Essential oils, in their pure form, have a long history of medicinal use dating back to ancient times. Indeed, since at least ancient Egyptian times, essential oils have been used in a variety of ways to improve both physical and emotional health. This use has continued up until modern day; however, mainstream medicinal practitioners do not generally use essential oils, in part because mainstream medicine tends to depend on clinical studies and relatively few studies are carried out on the aromatic compounds in essential oils. There is relatively little profit incentive to carry out clinical studies on essential oils, because essential oils cannot be patented the way that pills invented in the laboratory can. In other words, essential oils are not generally researched by pharmaceutical companies, because these companies stand to make far more profit from medicines that can be patented than from essential oils, which cannot be patented.
Nevertheless, essential oils remain a significant part of the alternative medicine movement; they have been used for thousands of years to improve people’s health, and it thus seems likely that they have real health benefits, even if few studies have been carried out to scientifically validate the medicinal properties of essential oils.

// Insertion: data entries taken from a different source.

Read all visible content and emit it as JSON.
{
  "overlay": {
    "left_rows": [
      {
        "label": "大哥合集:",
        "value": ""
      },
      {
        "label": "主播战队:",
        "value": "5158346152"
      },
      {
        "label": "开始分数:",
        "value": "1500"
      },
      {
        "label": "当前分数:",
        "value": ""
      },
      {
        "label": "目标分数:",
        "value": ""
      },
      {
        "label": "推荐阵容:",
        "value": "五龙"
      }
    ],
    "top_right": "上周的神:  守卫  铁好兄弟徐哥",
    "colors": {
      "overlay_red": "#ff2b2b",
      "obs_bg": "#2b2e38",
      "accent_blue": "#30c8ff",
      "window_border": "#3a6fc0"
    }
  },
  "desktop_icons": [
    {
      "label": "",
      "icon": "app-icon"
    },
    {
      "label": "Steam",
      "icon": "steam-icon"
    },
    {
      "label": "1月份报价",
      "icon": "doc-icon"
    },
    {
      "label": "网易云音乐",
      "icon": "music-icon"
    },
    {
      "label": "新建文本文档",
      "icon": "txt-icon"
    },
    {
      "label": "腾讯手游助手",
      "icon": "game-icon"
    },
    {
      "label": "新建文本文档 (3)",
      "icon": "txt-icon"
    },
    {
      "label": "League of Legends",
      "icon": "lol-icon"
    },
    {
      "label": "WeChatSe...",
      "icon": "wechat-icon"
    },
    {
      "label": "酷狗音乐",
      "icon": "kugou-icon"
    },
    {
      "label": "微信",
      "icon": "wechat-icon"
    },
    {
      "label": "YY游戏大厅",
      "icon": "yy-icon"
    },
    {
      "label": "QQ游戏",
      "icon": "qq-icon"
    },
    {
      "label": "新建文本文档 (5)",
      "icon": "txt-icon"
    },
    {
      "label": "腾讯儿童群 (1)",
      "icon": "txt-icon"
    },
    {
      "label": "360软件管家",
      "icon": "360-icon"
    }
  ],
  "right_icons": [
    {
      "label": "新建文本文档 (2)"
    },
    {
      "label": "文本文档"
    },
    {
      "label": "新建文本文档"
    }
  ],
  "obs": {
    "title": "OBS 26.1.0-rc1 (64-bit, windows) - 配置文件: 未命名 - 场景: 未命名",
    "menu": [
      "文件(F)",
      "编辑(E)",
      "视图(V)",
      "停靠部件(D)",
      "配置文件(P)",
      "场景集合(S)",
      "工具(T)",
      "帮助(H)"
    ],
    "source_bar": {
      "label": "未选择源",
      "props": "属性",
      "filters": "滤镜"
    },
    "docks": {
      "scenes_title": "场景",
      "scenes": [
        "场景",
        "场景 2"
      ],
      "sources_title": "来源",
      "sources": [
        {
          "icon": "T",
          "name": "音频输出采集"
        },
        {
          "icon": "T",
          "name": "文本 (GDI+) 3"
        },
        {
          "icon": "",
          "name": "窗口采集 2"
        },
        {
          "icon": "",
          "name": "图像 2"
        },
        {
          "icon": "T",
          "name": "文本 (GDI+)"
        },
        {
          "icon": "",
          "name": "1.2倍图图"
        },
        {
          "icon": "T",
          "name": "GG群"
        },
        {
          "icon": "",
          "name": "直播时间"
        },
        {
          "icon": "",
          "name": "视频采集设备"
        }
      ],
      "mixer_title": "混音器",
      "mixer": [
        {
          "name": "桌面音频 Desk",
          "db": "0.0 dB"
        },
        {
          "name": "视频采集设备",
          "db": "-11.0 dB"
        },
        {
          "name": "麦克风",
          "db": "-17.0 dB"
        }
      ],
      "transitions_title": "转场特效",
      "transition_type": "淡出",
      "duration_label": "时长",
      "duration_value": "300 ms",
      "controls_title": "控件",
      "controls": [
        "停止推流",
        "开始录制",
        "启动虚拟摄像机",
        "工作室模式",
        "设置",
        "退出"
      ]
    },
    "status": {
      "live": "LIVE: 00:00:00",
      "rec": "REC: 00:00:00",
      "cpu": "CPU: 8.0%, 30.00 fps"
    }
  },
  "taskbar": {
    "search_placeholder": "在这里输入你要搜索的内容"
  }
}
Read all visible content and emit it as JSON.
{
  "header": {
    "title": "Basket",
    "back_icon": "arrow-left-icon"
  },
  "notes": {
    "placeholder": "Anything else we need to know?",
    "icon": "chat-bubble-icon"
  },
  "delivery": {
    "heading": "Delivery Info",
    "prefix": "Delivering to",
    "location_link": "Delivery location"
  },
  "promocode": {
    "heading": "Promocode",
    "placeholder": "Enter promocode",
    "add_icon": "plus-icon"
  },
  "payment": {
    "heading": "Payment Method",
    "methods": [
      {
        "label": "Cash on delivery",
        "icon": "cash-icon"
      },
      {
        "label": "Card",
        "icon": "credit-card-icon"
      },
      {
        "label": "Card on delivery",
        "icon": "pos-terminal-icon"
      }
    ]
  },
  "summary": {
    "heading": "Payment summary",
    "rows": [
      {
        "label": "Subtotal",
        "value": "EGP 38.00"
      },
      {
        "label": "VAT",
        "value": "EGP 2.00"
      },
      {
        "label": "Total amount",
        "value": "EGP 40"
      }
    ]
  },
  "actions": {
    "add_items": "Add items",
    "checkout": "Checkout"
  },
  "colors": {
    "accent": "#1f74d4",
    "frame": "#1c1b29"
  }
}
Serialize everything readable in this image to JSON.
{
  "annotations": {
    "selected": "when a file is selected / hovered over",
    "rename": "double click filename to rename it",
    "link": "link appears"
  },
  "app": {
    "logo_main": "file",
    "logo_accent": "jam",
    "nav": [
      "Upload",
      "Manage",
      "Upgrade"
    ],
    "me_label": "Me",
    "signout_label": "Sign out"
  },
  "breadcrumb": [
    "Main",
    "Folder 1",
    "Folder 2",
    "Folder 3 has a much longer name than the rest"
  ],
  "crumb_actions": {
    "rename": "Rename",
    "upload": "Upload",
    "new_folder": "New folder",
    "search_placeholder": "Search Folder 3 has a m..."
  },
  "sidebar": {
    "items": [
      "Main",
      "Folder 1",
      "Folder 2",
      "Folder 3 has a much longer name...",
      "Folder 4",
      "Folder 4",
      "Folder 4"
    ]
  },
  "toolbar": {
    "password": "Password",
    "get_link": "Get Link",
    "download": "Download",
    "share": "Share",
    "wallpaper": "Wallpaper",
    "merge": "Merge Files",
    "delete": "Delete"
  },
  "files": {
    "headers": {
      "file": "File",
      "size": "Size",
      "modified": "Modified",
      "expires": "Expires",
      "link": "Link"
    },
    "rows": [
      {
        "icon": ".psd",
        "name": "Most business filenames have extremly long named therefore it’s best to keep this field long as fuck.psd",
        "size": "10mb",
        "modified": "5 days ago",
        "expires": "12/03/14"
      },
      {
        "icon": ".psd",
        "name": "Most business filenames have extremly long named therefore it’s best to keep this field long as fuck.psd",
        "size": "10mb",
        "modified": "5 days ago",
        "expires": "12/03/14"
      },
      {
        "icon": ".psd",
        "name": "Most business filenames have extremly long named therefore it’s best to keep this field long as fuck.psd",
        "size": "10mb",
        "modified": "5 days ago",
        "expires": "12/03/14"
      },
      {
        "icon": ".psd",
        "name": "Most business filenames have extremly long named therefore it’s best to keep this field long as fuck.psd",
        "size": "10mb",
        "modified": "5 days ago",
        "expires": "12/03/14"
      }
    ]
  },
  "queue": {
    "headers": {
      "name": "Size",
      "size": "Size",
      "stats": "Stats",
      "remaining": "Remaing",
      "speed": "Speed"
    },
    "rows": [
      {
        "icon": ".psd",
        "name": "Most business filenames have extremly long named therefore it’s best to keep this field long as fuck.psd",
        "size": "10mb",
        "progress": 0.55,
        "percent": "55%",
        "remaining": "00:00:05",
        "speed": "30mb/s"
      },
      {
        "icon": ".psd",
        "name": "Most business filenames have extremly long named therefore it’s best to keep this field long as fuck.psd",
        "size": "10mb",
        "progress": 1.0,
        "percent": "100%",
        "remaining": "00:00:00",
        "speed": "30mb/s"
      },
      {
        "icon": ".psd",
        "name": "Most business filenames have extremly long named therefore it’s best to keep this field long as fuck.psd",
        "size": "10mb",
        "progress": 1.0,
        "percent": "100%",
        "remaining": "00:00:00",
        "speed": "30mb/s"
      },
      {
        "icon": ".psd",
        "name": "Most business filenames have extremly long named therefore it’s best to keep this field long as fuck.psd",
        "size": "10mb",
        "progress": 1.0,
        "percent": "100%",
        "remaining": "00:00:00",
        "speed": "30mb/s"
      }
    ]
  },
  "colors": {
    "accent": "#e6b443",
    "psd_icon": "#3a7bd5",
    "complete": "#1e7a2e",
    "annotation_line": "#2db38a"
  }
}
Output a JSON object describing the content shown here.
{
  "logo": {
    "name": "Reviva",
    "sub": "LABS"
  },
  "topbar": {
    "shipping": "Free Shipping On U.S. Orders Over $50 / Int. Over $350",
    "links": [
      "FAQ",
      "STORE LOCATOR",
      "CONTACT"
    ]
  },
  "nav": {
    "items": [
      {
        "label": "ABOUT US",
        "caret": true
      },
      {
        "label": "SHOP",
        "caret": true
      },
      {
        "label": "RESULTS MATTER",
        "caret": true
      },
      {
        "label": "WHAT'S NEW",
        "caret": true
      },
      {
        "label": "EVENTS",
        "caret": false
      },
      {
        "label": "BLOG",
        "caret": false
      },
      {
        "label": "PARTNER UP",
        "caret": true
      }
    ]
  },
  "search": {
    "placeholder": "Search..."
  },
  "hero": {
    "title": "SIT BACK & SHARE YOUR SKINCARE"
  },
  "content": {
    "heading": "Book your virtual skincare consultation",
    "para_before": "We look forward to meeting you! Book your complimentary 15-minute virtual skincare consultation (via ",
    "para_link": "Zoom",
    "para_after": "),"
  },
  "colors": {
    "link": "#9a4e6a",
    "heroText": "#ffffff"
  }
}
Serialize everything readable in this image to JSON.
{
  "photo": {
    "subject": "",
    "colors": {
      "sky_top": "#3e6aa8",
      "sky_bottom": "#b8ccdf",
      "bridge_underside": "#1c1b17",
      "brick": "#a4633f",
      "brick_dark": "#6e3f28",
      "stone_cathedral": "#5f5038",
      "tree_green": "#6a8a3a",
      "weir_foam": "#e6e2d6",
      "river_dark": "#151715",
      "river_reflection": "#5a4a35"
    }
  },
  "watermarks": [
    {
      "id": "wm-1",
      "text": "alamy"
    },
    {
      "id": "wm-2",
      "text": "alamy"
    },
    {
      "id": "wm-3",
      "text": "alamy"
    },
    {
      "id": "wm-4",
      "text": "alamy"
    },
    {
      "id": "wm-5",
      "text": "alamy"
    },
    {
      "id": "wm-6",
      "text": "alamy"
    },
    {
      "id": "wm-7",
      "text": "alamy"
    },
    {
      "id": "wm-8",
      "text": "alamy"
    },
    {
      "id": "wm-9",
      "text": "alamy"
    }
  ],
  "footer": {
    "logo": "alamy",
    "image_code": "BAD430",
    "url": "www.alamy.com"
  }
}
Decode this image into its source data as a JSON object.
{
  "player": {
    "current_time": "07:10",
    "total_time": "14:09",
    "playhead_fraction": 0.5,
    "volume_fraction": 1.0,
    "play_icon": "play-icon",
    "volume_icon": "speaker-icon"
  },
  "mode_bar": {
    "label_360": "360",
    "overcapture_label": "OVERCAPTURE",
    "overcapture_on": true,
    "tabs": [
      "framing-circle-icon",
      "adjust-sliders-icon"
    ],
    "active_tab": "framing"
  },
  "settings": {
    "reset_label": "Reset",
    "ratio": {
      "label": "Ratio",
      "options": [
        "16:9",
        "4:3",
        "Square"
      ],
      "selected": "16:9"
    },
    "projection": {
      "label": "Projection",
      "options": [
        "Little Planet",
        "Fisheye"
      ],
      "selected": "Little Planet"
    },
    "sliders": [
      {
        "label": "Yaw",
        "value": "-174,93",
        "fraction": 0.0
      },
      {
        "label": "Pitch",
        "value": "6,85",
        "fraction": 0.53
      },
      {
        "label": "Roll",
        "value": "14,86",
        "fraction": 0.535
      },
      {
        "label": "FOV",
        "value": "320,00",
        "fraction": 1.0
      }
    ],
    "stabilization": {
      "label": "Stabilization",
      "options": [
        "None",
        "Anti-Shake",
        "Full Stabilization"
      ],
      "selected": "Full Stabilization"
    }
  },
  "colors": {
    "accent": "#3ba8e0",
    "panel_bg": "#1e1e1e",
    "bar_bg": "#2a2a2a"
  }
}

Essential oils are remarkable in the versatility of their benefits. For example, essential oils are widely used in aromatherapy to achieve varying physical effects — certain oils stimulate; others relax and ease tension. Essential oils are also used to improve cleanliness; that is, releasing essential oils into the air removes bad smells and certain airborne pathogens. When added to laundry and surface cleaners, essential oils improve cleaning and purifying ability. At massage and beauty parlors, essential oils are rubbed into a person’s skin, with numerous positive health effects: the person becomes calmer, his or her emotional and physical well-being are restored, the skin quality is improved at the area of application, and the oils are absorbed into the bloodstream and travel through the person’s internals, where they act as a disinfectant. Certain essential oils are even used as dietary supplements, as many oils have powerful antioxidant properties; however, it is important to be careful when ingesting essential oils, as taking the wrong oil can be harmful to one’s health — always make sure your essential oil is labeled as a dietary supplement and follow the label’s directions.